“You are a good creature, Martha. I am sorry to pain you, but I pain myself, and you know why I ask these questions.”

“Ay, Sir, and I’d rather hear ye ask them than see you sit as easy under all that as some does, that owed the poor fellow as much love as ever you did, and were as near akin.”

“I am puzzled, Martha, and hitherto I have been baffled, but I won’t give it up yet. You say that the wretch who struck you was a singular-looking man, at least as you describe him. I know, Martha, I can rely upon your caution — you will not repeat to any one what passes in our interview.” He lowered his voice. “You do not think that this Mr. Longcluse — a rich gentleman, you know and a person who thinks he’s of some consequence, a person whom we must not look at, you know, as if he had two heads — you really don’t think that this Mr. Longcluse has any resemblance to the villain whom you saw stab my brother, and who struck you?”

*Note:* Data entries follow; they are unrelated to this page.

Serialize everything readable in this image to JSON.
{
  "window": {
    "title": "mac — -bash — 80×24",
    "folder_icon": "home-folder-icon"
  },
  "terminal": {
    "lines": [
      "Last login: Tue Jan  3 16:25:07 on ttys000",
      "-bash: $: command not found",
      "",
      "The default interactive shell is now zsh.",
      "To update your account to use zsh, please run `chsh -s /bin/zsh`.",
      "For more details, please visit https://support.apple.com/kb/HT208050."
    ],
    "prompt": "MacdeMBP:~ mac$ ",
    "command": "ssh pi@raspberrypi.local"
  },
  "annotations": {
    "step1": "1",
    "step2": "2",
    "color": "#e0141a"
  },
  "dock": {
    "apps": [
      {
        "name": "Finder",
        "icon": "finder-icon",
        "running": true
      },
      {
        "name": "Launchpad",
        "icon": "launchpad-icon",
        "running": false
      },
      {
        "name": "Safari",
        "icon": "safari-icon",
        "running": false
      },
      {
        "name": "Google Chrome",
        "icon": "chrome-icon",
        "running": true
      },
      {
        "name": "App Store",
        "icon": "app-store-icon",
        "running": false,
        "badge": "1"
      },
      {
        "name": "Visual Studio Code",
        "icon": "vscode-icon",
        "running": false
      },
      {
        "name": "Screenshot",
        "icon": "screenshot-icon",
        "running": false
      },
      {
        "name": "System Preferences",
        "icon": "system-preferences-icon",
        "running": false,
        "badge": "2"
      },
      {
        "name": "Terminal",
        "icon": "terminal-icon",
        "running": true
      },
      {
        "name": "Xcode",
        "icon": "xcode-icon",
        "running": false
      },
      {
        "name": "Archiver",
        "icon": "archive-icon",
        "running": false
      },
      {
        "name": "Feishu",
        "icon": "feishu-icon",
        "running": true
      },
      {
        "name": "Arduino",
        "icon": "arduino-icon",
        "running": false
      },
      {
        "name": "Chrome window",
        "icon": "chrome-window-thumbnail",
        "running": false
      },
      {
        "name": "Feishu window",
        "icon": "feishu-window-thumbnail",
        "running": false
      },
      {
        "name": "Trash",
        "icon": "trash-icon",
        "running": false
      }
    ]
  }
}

“Not he — no more than I have. No, no, Mr. Longcluse is quite another sort of face; but for all that, when he came in here, and I saw him before me, his face and his speech reminded me of that night.”

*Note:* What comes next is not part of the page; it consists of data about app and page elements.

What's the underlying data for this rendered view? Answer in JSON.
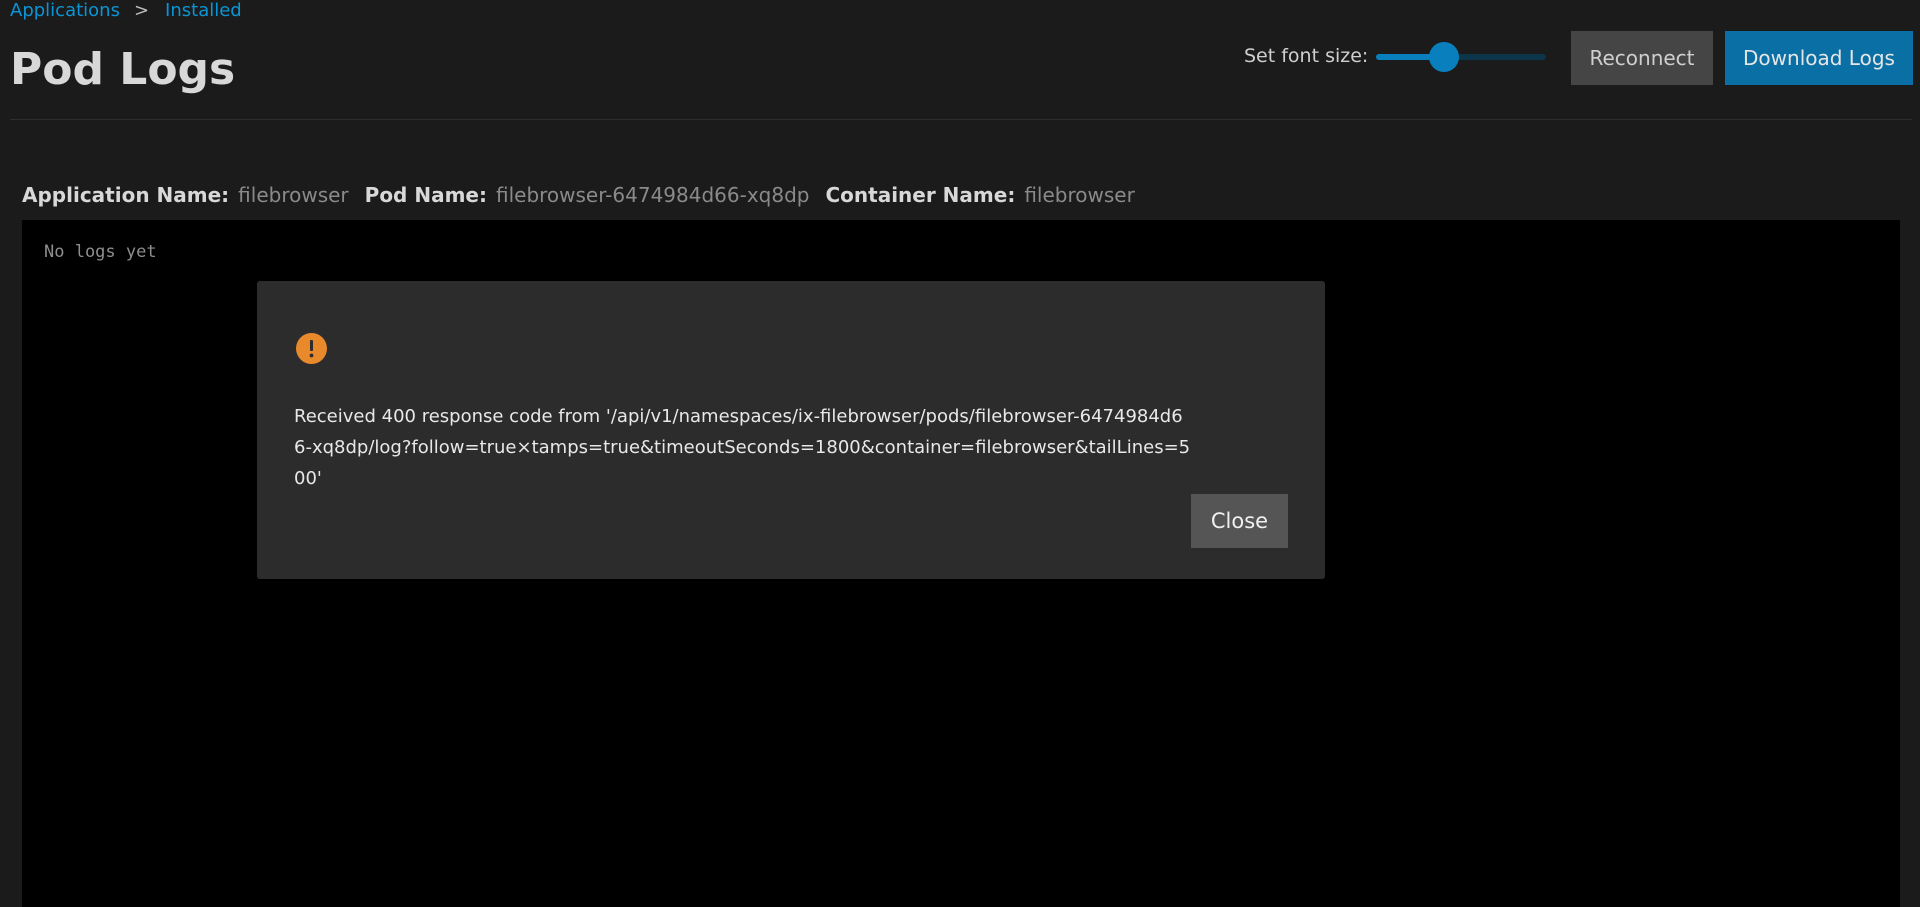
{
  "breadcrumb": {
    "items": [
      "Applications",
      "Installed"
    ],
    "separator": ">"
  },
  "page": {
    "title": "Pod Logs"
  },
  "controls": {
    "font_size_label": "Set font size:",
    "font_size_slider_value": 0.4,
    "reconnect_label": "Reconnect",
    "download_label": "Download Logs"
  },
  "info": {
    "application_label": "Application Name:",
    "application_value": "filebrowser",
    "pod_label": "Pod Name:",
    "pod_value": "filebrowser-6474984d66-xq8dp",
    "container_label": "Container Name:",
    "container_value": "filebrowser"
  },
  "logs": {
    "text": "No logs yet"
  },
  "dialog": {
    "icon": "warning-icon",
    "message": "Received 400 response code from '/api/v1/namespaces/ix-filebrowser/pods/filebrowser-6474984d66-xq8dp/log?follow=true×tamps=true&timeoutSeconds=1800&container=filebrowser&tailLines=500'",
    "close_label": "Close"
  },
  "colors": {
    "accent": "#0a6fa5",
    "link": "#0a95d6",
    "warning": "#e8892b",
    "background": "#1b1b1b",
    "log_background": "#000000",
    "dialog_background": "#2c2c2c"
  }
}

“How was that, Martha? Did he resemble the other man — the man who was aiding?”

“That fellow was hanged, ye’ll mind, Master David.”

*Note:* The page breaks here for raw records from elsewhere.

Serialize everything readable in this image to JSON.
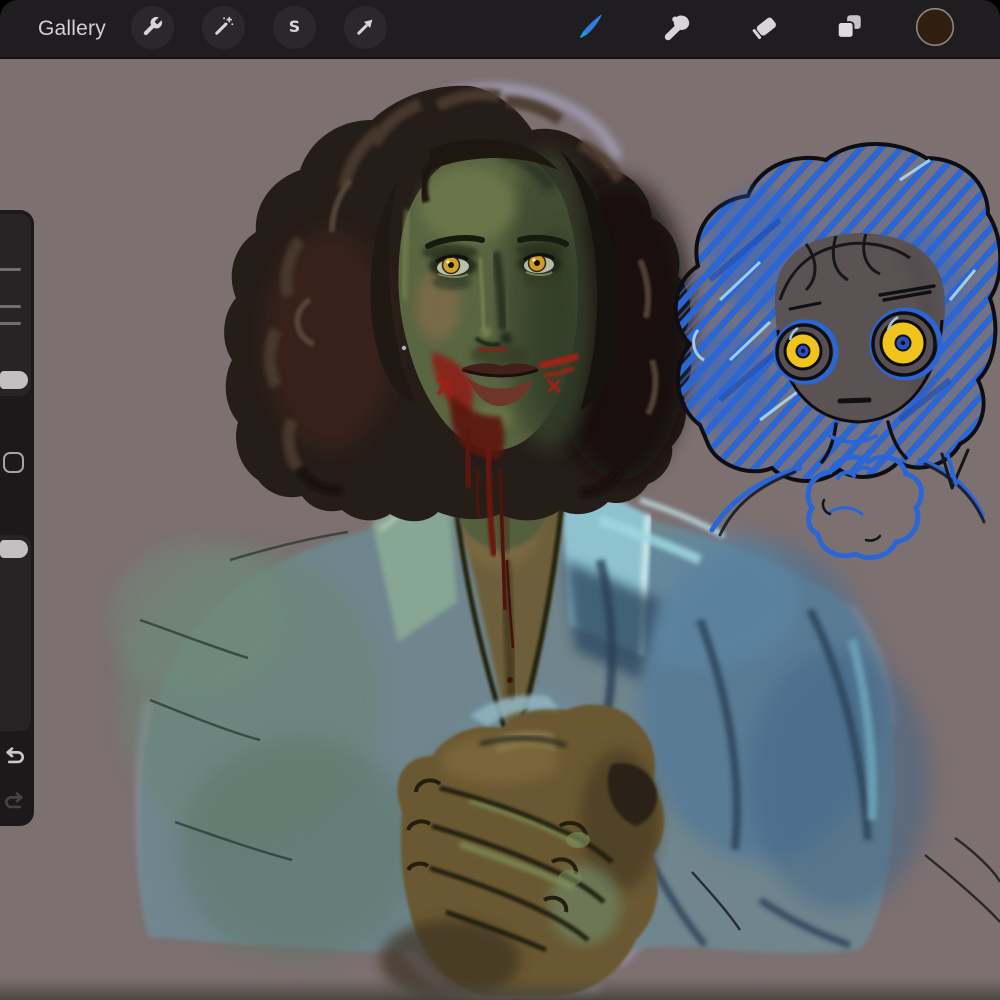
{
  "top_bar": {
    "background": "#201d20",
    "gallery_label": "Gallery",
    "left_tools": [
      {
        "id": "actions",
        "icon": "wrench-icon"
      },
      {
        "id": "adjustments",
        "icon": "magic-wand-icon"
      },
      {
        "id": "selection",
        "icon": "selection-s-icon",
        "glyph": "S"
      },
      {
        "id": "transform",
        "icon": "transform-arrow-icon"
      }
    ],
    "right_tools": [
      {
        "id": "paint",
        "icon": "paint-brush-icon",
        "selected": true,
        "accent_color": "#2e7ce4"
      },
      {
        "id": "smudge",
        "icon": "smudge-finger-icon",
        "selected": false
      },
      {
        "id": "erase",
        "icon": "eraser-icon",
        "selected": false
      },
      {
        "id": "layers",
        "icon": "layers-icon",
        "selected": false
      },
      {
        "id": "color",
        "icon": "color-swatch",
        "swatch_color": "#301f11"
      }
    ]
  },
  "sidebar": {
    "size_slider": {
      "ticks": 3,
      "handle": "near-bottom"
    },
    "modify_button": {
      "present": true
    },
    "opacity_slider": {
      "ticks": 0,
      "handle": "near-top"
    },
    "undo": {
      "enabled": true
    },
    "redo": {
      "enabled": false
    }
  },
  "canvas": {
    "background_color": "#7c7071",
    "artwork": {
      "description": "Digital painting: pale olive-skinned figure with dark curly shoulder-length hair, glowing amber eyes and blood smeared around the mouth and chin, wearing a loose light-blue shirt with hands clasped below; at top right a blue-pencil chibi sketch of the same character with big yellow eyes and clasped hands.",
      "palette": {
        "skin_olive": "#5a6542",
        "hair_dark": "#251d18",
        "shirt_blue": "#5b8fae",
        "shirt_sage": "#64806f",
        "collar_highlight": "#9fd8df",
        "blood_red": "#8e1d12",
        "eye_amber": "#d3a02c",
        "sketch_blue": "#2b66d6",
        "sketch_yellow": "#f0c41c",
        "halo_lavender": "#aca9c9"
      }
    }
  }
}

“Yes, but a likeness might have struck and startled you.”

“No, Sir — no, Master David, not him; surely not him. I can’t bring it to mind, but it frightens me. It is queer, Sir. All I can say for certain is this, Master David. The minute I heard his voice, and got sight of his face, like that,” and she dropped her hand on the table, “the thought of that awful night came back, bright and cold, Sir, and them black shadows —’twas all about me, I can’t tell how, and I hope I may never see him again.”

“Do you think there was another man by, besides the two villains in the gig?” suggested David Arden.

“Not a living soul except them and myself. Poor Master Harry said to Tom Clinton, ye’ll mind, for he lived half-an-hour after, and spoke a little, though faint and with great labour, and says he, ‘There were two: Yelland Mace killed me, and Tom Todry took the money.’ Tom Clinton heard him say that, and swore to it before the justice o’ peace, and after, on the trial. No, no, there wasn’t a soul there but they two villains, and the poor dear lad they murdered, and me and Tom Clinton, that might as well ‘a’ bin in York for any good we did. Oh, no, Heaven forbid I should be so unmannerly as to compare a gentleman like Mr. Longcluse to such folk as that! Oh, lawk, no, Sir! But there’s something, there’s a look — or a sound in his voice — I can’t get round it quite — but it reminds me of something about that night, with a start like, I can’t tell how — something unlucky and awful — and I would not see him again for a deal.”

“Well, Martha, a thousand thanks. I’m puzzled, as I said. Perhaps it is only something strange in his face that caused that odd misgiving. For I who saw but one of the wretches engaged in the crime, the man who was convicted, who certainly did not in the slightest degree resemble Mr. Longcluse, experienced the same unpleasant sensation on first seeing him. I don’t know how it is, Martha, but the idea clings to me, as it does to you. Some light may come. Something may turn up. I can’t get it out of my mind that somehow — it may be circuitously — he has, at least, got the thread in his fingers that may lead us right. Good-night, Martha. I have got the Bible with large print you wished for; I hope you will like the binding. And now, God bless you! It is time I should bid them good-night up-stairs. Farewell, my good old friend.” And, so saying, he shook her hard and shrivelled hand.

His steps echoed along the long tiled passage, with its one dim light, and his mind was still haunted by its one obscure idea.

“It is strange,” he thought, “that Martha and I— the only two living persons, I believe, who care still for poor Harry, and feel alike respecting the expiation that is due to his memory — should both have been struck with the same odd feeling on seeing Longcluse. From that white sinister face, it seems to me, I know not why, will shine the light that will yet clear all up.”

Last updated Monday, March 17, 2014 at 16:49